Table of Contents Hide
Sharing food with your dog can be a fun bonding moment between pet parents and their beloved companions. While this is a great experience, safety is of the utmost importance. There are many foods that humans can eat that dogs cannot ingest due to health reasons.
You may have cooked yourself a delicious meal that included a side of onion rings. However, before you toss that last onion to your pup, you might want to reconsider.
Onions are not a safe food for dogs to eat. If your pup consumes onions or onion products, they can become seriously ill.
Why Are Onions Toxic?
You may be wondering “why are onions bad for dogs?” All types of onions are toxic for dogs to consume, whether red, yellow, white, green, or another type. This is because onions are part of the Allium species and contain organosulfur compounds.
The compound is called N-propyl disulfide, which adheres to and damages red blood cells when metabolized by a dog’s digestive system.
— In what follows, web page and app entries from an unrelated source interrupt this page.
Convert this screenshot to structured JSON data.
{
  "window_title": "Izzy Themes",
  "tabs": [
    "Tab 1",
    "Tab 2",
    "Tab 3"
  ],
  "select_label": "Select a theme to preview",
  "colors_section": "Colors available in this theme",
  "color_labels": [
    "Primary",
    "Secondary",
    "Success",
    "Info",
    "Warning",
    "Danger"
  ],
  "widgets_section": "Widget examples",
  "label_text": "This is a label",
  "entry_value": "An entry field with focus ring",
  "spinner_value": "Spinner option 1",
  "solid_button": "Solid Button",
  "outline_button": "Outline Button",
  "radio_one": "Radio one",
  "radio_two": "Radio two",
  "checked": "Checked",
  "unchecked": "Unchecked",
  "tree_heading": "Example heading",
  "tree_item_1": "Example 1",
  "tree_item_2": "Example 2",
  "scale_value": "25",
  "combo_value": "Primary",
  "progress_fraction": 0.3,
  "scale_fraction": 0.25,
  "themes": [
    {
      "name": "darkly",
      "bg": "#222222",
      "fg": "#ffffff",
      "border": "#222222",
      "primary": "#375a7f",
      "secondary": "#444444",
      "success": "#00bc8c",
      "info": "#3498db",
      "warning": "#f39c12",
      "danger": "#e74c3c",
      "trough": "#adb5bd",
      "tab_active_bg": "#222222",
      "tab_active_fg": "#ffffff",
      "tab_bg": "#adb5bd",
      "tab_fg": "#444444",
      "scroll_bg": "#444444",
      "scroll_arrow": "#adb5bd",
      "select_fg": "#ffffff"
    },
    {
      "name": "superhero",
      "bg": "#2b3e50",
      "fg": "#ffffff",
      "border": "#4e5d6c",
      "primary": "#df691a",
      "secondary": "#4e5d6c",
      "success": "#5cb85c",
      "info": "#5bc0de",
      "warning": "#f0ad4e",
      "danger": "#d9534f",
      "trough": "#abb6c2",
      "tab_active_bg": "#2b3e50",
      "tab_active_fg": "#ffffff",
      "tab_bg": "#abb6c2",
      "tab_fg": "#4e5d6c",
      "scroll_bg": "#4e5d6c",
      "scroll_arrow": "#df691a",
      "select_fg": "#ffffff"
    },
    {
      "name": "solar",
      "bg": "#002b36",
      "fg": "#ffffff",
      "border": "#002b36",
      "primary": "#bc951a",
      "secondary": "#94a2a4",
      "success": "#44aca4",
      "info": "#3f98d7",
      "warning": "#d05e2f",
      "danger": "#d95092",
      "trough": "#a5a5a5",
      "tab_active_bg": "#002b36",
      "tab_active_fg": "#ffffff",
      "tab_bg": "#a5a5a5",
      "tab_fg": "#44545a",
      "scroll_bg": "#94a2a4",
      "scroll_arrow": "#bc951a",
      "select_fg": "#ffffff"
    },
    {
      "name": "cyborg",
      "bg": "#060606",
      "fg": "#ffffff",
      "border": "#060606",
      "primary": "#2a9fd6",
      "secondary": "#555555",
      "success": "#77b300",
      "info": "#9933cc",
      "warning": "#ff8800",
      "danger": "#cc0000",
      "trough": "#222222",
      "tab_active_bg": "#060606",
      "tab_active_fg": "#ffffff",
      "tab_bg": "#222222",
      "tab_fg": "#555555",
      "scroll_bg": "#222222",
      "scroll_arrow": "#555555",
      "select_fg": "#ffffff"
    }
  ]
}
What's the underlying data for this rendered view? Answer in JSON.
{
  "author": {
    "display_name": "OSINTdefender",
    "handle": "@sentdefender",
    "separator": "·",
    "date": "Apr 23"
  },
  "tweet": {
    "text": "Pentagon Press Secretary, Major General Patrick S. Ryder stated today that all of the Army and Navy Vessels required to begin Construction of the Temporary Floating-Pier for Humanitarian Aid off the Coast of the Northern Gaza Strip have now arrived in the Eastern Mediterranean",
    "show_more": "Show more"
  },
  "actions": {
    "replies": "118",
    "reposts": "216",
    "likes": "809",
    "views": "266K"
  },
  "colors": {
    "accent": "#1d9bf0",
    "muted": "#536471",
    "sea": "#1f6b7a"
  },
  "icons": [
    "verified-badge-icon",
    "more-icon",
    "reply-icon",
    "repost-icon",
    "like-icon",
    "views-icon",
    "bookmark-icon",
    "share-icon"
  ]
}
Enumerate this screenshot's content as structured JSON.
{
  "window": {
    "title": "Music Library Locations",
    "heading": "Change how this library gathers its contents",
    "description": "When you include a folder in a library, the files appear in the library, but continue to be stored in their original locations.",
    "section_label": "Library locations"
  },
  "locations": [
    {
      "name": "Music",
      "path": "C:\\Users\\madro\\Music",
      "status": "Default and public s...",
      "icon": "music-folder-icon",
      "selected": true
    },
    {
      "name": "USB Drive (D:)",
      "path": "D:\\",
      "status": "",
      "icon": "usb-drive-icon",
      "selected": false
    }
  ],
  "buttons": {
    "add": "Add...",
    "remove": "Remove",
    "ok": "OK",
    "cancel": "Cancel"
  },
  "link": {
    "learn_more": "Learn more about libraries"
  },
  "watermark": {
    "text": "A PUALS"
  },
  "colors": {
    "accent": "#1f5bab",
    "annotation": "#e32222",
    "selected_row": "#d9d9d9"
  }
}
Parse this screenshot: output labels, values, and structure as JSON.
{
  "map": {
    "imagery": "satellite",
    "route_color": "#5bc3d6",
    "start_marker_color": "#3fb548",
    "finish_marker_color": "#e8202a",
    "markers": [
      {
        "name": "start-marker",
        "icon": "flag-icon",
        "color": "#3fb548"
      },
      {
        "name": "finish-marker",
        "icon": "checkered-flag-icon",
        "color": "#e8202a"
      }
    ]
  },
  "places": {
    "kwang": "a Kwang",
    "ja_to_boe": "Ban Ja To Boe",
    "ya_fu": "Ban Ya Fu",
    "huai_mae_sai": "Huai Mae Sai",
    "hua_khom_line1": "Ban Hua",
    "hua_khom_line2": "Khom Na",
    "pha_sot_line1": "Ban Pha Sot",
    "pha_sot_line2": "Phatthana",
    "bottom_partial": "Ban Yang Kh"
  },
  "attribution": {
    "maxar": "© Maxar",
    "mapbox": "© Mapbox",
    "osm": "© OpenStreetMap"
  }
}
The loss of red blood cells results in oxidative hemolysis, which negatively affects the ability of the blood in your dog’s body to carry oxygen. Red blood cells will rupture and consequently be destroyed.
This causes mild to severe anemia in your pup. While mild anemia can resolve on its own with proper care, severe anemia can require a blood transfusion.
What Amount Is Needed For Onions To Be Toxic?
Ideally, your dog should never eat onions or products that contain onions. While one onion ring may not hurt your dog, the compounds can stay in your pup’s system and build up over time.
If you are feeding your four-legged companion one onion ring daily, there is a good chance that they will develop onion poisoning over time due to the build-up of the organosulfur compounds in their body.
Veterinarians consider a toxic onion dose to be around .5% of your pup’s body weight. This is estimated to be about 15 to 30 grams of onion per kilogram of your dog’s weight.
Therefore, only a quarter cup of onions is needed to produce a toxic reaction in dogs that weigh around 20 pounds. The onion ring simply is not worth it.
If you suspect your dog has onion poisoning from consuming onions, there are many signs you should be on the lookout for. Initially, your dog may salivate excessively and have some irritation around its mouth.
The onions may cause gastrointestinal upset, which can lead to vomiting and/or diarrhea. More severe symptoms of onion poisoning are as follows:
Lethargy and weakness are typical signs of anemia. Other symptoms to keep an eye out for are rapid heart rate and excessive panting. You can also check if their gums are pale or blue in color, which is a classic sign of anemia.
In serious cases, your pup may collapse or faint and become unresponsive. Symptoms of onion poisoning should never be ignored. Severe symptoms warrant an immediate vet visit, as anemia can become deadly.
What To Do If Your Dog Eats Onions?
If your dog gets a hold of some onions or your side of onion rings, try not to panic. Remove any leftover onions from your dog’s reach and clean your dog’s face and mouth. Always ensure that all of the onions and onion products are put away in a safe and secure place so that your dog cannot get to them.
If you are able to, attempt to induce vomiting so that your dog can expel as much of the onion as possible. Give your pup some activated charcoal to help reduce compound absorption during digestion.
Once you have your pup settled and given plenty of freshwaters, call the vet. The vet will be able to walk you through any extra steps you can take as well as the signs you should be looking for. Keep your pup well-hydrated and comfortable, along with feeding them food that is low in oxidants.
If your pup’s symptoms get worse or your dog has consumed a large number of onions, take them to the vet to be seen. Severe anemia requires medical attention, such as blood transfusions, to be properly treated. Do not take it lightly as it needs treatment ASAP!
Onions are a no-go food when it comes to dogs. There is never an okay amount of onions to give to your pup. While smaller amounts of onions may have little to no adverse effects, harmful compounds can build up in a dog’s body.
Onion poisoning causes anemia in dogs. The symptoms vary depending on how severe the anemia is. In serious cases, dogs can become unresponsive and need immediate veterinary care.
Think twice before feeding that onion ring to your dog. Toss them an unsalted french fry instead or another dog-safe treat.